According to a circular from Lehman Brothers yesterday, Airbus could be worth as much as $18bn if it were floated on the stock market, valuing BAe's 20 per cent stake in what is admittedly for the moment only a consortium, at $3.6bn. This is not a valuation achieved out of nothing, of course, but as luck would have it, BAe's present shareholders haven't had to stump up much for this little treasure - it has mainly been funded out of government launch aid, British and Continental.

Nor is a stock market flotation the fantasy it might appear. Airbus is in the process of incorporating and while this is still a long way from a public listing, that is certainly the eventual aim. Airbus has every intention of tapping the capital markets for the planned development of the A3XX, its own version of the super jumbo. The main difficulty lies not so much in persuading BAe's continental partners that floating Airbus is a good idea as in establishing precisely what stake each partner is entitled to. BAe's interests are more profitable, but continental parts are indisputably bigger.

Thanks for nothing, Sir George

Those investors merrily piling into the newly privatised rail sector have more to thank Sir George Young for than they could have known. Not only were the franchises knocked out at bargain basement prices but, it now emerges, the taxpayer will not be entitled to recoup a single penny in the event that they make "super profits", whatever those are.

It might not have been like that. In his wisdom, the franchising director, Roger Salmon, advised the Secretary of State to include claw-back clauses in the sale of the train operating companies, clauses that might have allowed taxpayers to share in any windfall profits. The flip side of the coin was that unexpected revenue shortfalls would also be borne equally. Sir George, who is more used to bicycles than trains, ignored this advice on the grounds that it would deter companies from tendering for franchises or encourage them to bid for higher subsidies.

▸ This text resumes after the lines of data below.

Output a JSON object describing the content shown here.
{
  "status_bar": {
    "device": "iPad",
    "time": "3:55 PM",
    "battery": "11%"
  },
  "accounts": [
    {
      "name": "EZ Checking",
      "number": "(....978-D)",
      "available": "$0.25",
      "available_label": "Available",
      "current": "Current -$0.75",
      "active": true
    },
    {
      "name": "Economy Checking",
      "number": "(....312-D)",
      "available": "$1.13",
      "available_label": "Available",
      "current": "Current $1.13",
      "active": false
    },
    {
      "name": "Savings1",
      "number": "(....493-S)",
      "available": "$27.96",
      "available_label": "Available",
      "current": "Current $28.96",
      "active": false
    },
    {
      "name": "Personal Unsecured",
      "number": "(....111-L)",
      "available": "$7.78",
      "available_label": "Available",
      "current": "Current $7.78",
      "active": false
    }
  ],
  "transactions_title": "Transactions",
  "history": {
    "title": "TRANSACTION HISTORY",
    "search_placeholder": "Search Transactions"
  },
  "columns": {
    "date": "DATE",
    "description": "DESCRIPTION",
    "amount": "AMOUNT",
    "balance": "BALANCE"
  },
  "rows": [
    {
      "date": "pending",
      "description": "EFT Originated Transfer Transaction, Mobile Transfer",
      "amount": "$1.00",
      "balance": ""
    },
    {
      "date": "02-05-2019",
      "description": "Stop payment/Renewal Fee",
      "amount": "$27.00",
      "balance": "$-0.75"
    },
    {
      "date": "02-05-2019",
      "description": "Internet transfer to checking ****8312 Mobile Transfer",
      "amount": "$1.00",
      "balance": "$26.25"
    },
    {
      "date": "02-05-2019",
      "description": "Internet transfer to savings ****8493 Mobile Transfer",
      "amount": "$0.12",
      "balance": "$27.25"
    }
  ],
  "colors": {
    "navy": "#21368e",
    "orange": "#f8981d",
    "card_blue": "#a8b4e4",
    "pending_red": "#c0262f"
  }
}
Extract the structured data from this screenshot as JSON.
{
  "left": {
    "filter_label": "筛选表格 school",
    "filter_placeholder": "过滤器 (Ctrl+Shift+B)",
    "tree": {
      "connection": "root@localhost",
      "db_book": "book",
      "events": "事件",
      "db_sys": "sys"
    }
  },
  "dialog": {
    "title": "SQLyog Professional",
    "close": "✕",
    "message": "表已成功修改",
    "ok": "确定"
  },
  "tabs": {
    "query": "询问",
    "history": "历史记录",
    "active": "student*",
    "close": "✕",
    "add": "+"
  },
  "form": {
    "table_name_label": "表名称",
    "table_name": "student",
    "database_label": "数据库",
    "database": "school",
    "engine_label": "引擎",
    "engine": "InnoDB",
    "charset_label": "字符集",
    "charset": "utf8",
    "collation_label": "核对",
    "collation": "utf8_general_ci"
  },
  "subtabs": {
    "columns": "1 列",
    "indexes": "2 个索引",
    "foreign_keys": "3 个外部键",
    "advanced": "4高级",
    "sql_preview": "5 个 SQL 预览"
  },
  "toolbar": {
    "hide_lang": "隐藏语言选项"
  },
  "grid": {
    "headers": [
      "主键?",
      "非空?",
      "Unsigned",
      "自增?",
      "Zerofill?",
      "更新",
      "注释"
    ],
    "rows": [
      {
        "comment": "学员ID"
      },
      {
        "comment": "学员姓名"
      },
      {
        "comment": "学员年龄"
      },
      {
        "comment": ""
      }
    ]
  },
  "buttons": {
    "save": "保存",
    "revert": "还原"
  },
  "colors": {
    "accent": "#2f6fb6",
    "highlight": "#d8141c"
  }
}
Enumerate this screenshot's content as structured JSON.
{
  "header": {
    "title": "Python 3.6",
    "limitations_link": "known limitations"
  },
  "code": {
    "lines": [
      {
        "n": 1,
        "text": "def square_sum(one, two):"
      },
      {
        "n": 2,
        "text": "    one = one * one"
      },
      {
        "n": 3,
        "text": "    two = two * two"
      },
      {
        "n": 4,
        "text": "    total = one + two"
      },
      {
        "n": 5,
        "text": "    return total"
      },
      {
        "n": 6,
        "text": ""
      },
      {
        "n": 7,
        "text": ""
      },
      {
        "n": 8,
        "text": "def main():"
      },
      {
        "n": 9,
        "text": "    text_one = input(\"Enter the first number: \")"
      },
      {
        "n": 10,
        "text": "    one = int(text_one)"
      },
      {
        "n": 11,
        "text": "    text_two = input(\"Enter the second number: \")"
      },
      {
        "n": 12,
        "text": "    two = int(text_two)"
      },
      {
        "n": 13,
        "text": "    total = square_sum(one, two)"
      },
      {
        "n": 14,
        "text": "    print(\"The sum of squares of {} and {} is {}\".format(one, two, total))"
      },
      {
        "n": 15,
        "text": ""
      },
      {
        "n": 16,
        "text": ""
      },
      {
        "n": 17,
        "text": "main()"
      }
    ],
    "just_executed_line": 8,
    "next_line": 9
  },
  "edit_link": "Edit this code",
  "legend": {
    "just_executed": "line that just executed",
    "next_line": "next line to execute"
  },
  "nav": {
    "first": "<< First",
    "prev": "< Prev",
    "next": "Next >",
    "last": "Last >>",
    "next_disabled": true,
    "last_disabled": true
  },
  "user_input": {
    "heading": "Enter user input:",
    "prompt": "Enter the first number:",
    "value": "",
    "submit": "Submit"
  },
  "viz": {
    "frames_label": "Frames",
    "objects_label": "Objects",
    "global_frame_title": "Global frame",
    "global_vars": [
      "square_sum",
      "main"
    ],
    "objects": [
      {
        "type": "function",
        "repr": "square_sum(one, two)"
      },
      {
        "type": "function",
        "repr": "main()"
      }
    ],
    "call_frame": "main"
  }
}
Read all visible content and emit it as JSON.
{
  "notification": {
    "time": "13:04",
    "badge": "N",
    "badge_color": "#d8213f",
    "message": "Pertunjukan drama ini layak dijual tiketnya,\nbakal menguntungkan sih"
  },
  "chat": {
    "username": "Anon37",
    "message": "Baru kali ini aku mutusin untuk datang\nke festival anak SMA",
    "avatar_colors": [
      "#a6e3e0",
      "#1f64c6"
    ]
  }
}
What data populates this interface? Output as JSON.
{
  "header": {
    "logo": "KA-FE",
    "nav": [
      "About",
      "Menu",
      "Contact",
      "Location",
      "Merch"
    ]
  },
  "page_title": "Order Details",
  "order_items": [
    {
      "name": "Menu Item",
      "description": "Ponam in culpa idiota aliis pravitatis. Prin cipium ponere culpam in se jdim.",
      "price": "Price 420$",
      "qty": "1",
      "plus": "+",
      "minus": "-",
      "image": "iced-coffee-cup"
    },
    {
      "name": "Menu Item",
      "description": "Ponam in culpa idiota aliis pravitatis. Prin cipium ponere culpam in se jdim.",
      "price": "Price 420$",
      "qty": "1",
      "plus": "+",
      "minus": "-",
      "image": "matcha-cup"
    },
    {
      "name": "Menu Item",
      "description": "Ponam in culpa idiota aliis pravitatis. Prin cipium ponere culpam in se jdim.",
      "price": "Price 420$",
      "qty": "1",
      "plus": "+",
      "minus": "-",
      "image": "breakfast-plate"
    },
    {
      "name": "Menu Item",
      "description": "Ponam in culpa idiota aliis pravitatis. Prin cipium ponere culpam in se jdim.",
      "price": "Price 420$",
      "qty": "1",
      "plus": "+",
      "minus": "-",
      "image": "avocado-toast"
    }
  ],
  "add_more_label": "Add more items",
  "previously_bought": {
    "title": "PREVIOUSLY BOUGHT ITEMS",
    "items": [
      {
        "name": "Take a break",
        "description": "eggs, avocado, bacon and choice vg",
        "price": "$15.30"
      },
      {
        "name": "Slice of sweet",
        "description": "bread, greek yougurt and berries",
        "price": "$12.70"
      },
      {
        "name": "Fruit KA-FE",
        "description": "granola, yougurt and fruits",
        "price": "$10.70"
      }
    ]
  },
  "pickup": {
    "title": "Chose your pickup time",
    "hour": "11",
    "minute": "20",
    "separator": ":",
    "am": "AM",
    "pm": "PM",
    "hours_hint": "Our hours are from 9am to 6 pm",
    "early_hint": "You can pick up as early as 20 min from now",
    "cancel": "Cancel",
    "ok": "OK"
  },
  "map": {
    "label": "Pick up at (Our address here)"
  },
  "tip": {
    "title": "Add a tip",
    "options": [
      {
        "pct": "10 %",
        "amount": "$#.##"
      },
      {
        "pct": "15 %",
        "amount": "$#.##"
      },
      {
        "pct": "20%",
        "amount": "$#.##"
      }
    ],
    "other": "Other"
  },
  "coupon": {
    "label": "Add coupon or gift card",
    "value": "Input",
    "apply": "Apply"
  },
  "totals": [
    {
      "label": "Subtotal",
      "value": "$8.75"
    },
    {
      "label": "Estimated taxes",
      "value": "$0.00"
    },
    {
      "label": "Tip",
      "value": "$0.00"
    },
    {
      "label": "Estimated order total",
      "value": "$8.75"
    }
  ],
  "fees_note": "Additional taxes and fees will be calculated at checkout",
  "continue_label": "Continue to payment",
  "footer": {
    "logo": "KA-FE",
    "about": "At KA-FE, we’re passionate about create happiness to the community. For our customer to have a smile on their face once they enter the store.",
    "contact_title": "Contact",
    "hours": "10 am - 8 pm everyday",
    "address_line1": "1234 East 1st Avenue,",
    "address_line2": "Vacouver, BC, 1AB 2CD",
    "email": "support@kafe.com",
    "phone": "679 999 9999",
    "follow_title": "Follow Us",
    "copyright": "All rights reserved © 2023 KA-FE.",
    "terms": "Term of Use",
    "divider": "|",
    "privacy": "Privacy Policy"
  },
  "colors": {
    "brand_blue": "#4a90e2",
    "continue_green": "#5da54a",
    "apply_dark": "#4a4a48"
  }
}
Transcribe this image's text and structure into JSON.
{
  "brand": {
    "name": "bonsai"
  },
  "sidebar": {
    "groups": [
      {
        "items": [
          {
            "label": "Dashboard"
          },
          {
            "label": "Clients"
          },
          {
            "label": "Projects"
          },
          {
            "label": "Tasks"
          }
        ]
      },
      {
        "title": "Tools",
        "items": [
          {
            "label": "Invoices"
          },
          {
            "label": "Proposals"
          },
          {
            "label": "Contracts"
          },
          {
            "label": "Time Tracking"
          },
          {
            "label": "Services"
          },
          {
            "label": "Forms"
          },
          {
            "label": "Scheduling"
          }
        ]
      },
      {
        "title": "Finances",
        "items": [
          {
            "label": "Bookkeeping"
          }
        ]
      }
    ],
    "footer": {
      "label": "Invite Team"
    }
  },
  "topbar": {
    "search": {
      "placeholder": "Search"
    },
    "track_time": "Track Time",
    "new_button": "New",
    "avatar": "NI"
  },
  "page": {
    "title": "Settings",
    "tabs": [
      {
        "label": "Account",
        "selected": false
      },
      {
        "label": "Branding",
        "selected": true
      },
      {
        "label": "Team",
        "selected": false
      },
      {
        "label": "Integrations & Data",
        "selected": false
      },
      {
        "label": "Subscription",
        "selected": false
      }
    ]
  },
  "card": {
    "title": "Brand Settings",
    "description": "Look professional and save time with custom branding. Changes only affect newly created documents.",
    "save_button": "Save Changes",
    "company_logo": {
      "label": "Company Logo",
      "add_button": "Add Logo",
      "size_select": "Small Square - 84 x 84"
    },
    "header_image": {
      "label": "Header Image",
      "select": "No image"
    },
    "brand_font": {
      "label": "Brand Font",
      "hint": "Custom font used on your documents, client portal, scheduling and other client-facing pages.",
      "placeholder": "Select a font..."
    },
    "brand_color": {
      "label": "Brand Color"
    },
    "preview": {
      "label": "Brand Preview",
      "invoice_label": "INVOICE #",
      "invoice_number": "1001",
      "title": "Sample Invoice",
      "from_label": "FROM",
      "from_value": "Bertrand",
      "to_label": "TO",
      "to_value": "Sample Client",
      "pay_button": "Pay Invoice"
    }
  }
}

He was also concerned that if the franchises turned out not to be worth anything, the taxpayer would have lost out twice over - by paying heavier subsidies and still not getting a share of the action. Hindsight is a wonderful thing but even without its benefit the investment community seems to have taken a much more bullish view of the prospects for the private rail companies than Sir George and his civil servants.

Stagecoach and Prism, two of the successful bidders for the first three franchises let by the Government, have both seen their share prices rocket since the deals were done. In the case of Prism, a collection of four bus companies, the share price has risen four-fold in as many months as investors lick their lips in anticipation.

This may be an investment bubble waiting to burst, in which case there will be plenty of investors getting a soaking. If it is not, then Sir George will have some tricky questions to answer from the Public Accounts Committee, since Mr Salmon's proposal would have neatly protected taxpayers' interests on the upside and investors' interests on the downside.